● **WHAT NEEDS TO BE DONE**
Report back the lines in this listing that carry the string "title".

....

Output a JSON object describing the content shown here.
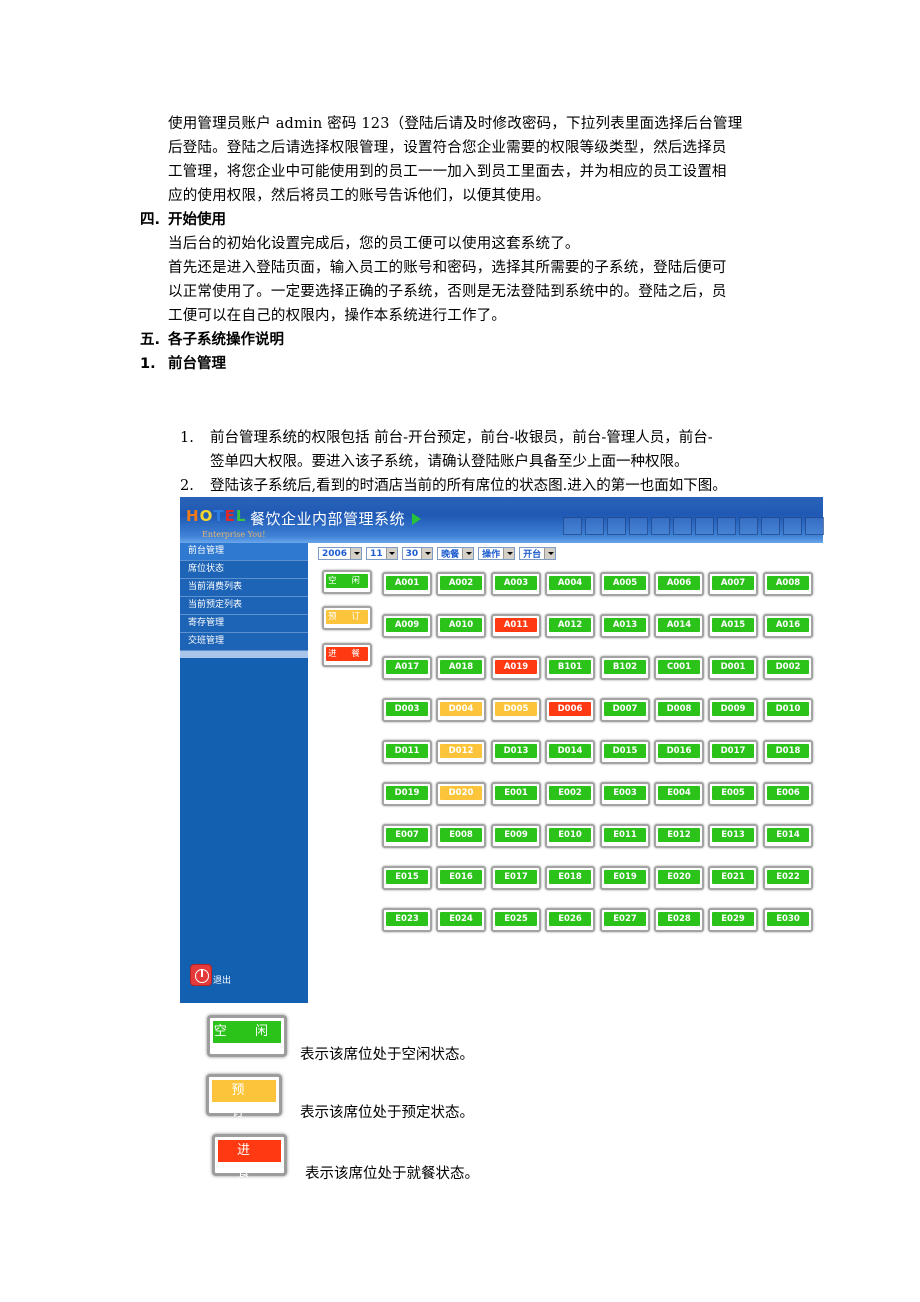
{
  "intro": {
    "lines": [
      "使用管理员账户 admin 密码 123（登陆后请及时修改密码，下拉列表里面选择后台管理",
      "后登陆。登陆之后请选择权限管理，设置符合您企业需要的权限等级类型，然后选择员",
      "工管理，将您企业中可能使用到的员工一一加入到员工里面去，并为相应的员工设置相",
      "应的使用权限，然后将员工的账号告诉他们，以便其使用。"
    ]
  },
  "section4": {
    "number": "四.",
    "title": "开始使用",
    "lines": [
      "当后台的初始化设置完成后，您的员工便可以使用这套系统了。",
      "首先还是进入登陆页面，输入员工的账号和密码，选择其所需要的子系统，登陆后便可",
      "以正常使用了。一定要选择正确的子系统，否则是无法登陆到系统中的。登陆之后，员",
      "工便可以在自己的权限内，操作本系统进行工作了。"
    ]
  },
  "section5": {
    "number": "五.",
    "title": "各子系统操作说明"
  },
  "subsection1": {
    "number": "1.",
    "title": "前台管理"
  },
  "list": [
    {
      "n": "1.",
      "lines": [
        "前台管理系统的权限包括  前台-开台预定，前台-收银员，前台-管理人员，前台-",
        "签单四大权限。要进入该子系统，请确认登陆账户具备至少上面一种权限。"
      ]
    },
    {
      "n": "2.",
      "lines": [
        "登陆该子系统后,看到的时酒店当前的所有席位的状态图.进入的第一也面如下图。"
      ]
    }
  ],
  "app": {
    "logo": [
      "H",
      "O",
      "T",
      "E",
      "L"
    ],
    "tagline": "Enterprise You!",
    "title": "餐饮企业内部管理系统",
    "sidebar": [
      "前台管理",
      "席位状态",
      "当前消费列表",
      "当前预定列表",
      "寄存管理",
      "交班管理"
    ],
    "logout": "退出",
    "toolbar": {
      "year": "2006",
      "month": "11",
      "day": "30",
      "meal": "晚餐",
      "action": "操作",
      "mode": "开台"
    },
    "legend": [
      {
        "label": "空 闲",
        "status": "free"
      },
      {
        "label": "预 订",
        "status": "reserved"
      },
      {
        "label": "进 餐",
        "status": "dining"
      }
    ],
    "colors": {
      "free": "#2bc21a",
      "reserved": "#fcc43a",
      "dining": "#ff3a12"
    },
    "tables": [
      {
        "id": "A001",
        "status": "free"
      },
      {
        "id": "A002",
        "status": "free"
      },
      {
        "id": "A003",
        "status": "free"
      },
      {
        "id": "A004",
        "status": "free"
      },
      {
        "id": "A005",
        "status": "free"
      },
      {
        "id": "A006",
        "status": "free"
      },
      {
        "id": "A007",
        "status": "free"
      },
      {
        "id": "A008",
        "status": "free"
      },
      {
        "id": "A009",
        "status": "free"
      },
      {
        "id": "A010",
        "status": "free"
      },
      {
        "id": "A011",
        "status": "dining"
      },
      {
        "id": "A012",
        "status": "free"
      },
      {
        "id": "A013",
        "status": "free"
      },
      {
        "id": "A014",
        "status": "free"
      },
      {
        "id": "A015",
        "status": "free"
      },
      {
        "id": "A016",
        "status": "free"
      },
      {
        "id": "A017",
        "status": "free"
      },
      {
        "id": "A018",
        "status": "free"
      },
      {
        "id": "A019",
        "status": "dining"
      },
      {
        "id": "B101",
        "status": "free"
      },
      {
        "id": "B102",
        "status": "free"
      },
      {
        "id": "C001",
        "status": "free"
      },
      {
        "id": "D001",
        "status": "free"
      },
      {
        "id": "D002",
        "status": "free"
      },
      {
        "id": "D003",
        "status": "free"
      },
      {
        "id": "D004",
        "status": "reserved"
      },
      {
        "id": "D005",
        "status": "reserved"
      },
      {
        "id": "D006",
        "status": "dining"
      },
      {
        "id": "D007",
        "status": "free"
      },
      {
        "id": "D008",
        "status": "free"
      },
      {
        "id": "D009",
        "status": "free"
      },
      {
        "id": "D010",
        "status": "free"
      },
      {
        "id": "D011",
        "status": "free"
      },
      {
        "id": "D012",
        "status": "reserved"
      },
      {
        "id": "D013",
        "status": "free"
      },
      {
        "id": "D014",
        "status": "free"
      },
      {
        "id": "D015",
        "status": "free"
      },
      {
        "id": "D016",
        "status": "free"
      },
      {
        "id": "D017",
        "status": "free"
      },
      {
        "id": "D018",
        "status": "free"
      },
      {
        "id": "D019",
        "status": "free"
      },
      {
        "id": "D020",
        "status": "reserved"
      },
      {
        "id": "E001",
        "status": "free"
      },
      {
        "id": "E002",
        "status": "free"
      },
      {
        "id": "E003",
        "status": "free"
      },
      {
        "id": "E004",
        "status": "free"
      },
      {
        "id": "E005",
        "status": "free"
      },
      {
        "id": "E006",
        "status": "free"
      },
      {
        "id": "E007",
        "status": "free"
      },
      {
        "id": "E008",
        "status": "free"
      },
      {
        "id": "E009",
        "status": "free"
      },
      {
        "id": "E010",
        "status": "free"
      },
      {
        "id": "E011",
        "status": "free"
      },
      {
        "id": "E012",
        "status": "free"
      },
      {
        "id": "E013",
        "status": "free"
      },
      {
        "id": "E014",
        "status": "free"
      },
      {
        "id": "E015",
        "status": "free"
      },
      {
        "id": "E016",
        "status": "free"
      },
      {
        "id": "E017",
        "status": "free"
      },
      {
        "id": "E018",
        "status": "free"
      },
      {
        "id": "E019",
        "status": "free"
      },
      {
        "id": "E020",
        "status": "free"
      },
      {
        "id": "E021",
        "status": "free"
      },
      {
        "id": "E022",
        "status": "free"
      },
      {
        "id": "E023",
        "status": "free"
      },
      {
        "id": "E024",
        "status": "free"
      },
      {
        "id": "E025",
        "status": "free"
      },
      {
        "id": "E026",
        "status": "free"
      },
      {
        "id": "E027",
        "status": "free"
      },
      {
        "id": "E028",
        "status": "free"
      },
      {
        "id": "E029",
        "status": "free"
      },
      {
        "id": "E030",
        "status": "free"
      }
    ]
  },
  "legend_explanations": [
    {
      "label": "空 闲",
      "status": "free",
      "text": "表示该席位处于空闲状态。"
    },
    {
      "label": "预 订",
      "status": "reserved",
      "text": "表示该席位处于预定状态。"
    },
    {
      "label": "进 餐",
      "status": "dining",
      "text": "表示该席位处于就餐状态。"
    }
  ]
}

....

● **YOUR SOLUTION**
    "title": "开始使用",
    "title": "各子系统操作说明"
    "title": "前台管理"
    "title": "餐饮企业内部管理系统",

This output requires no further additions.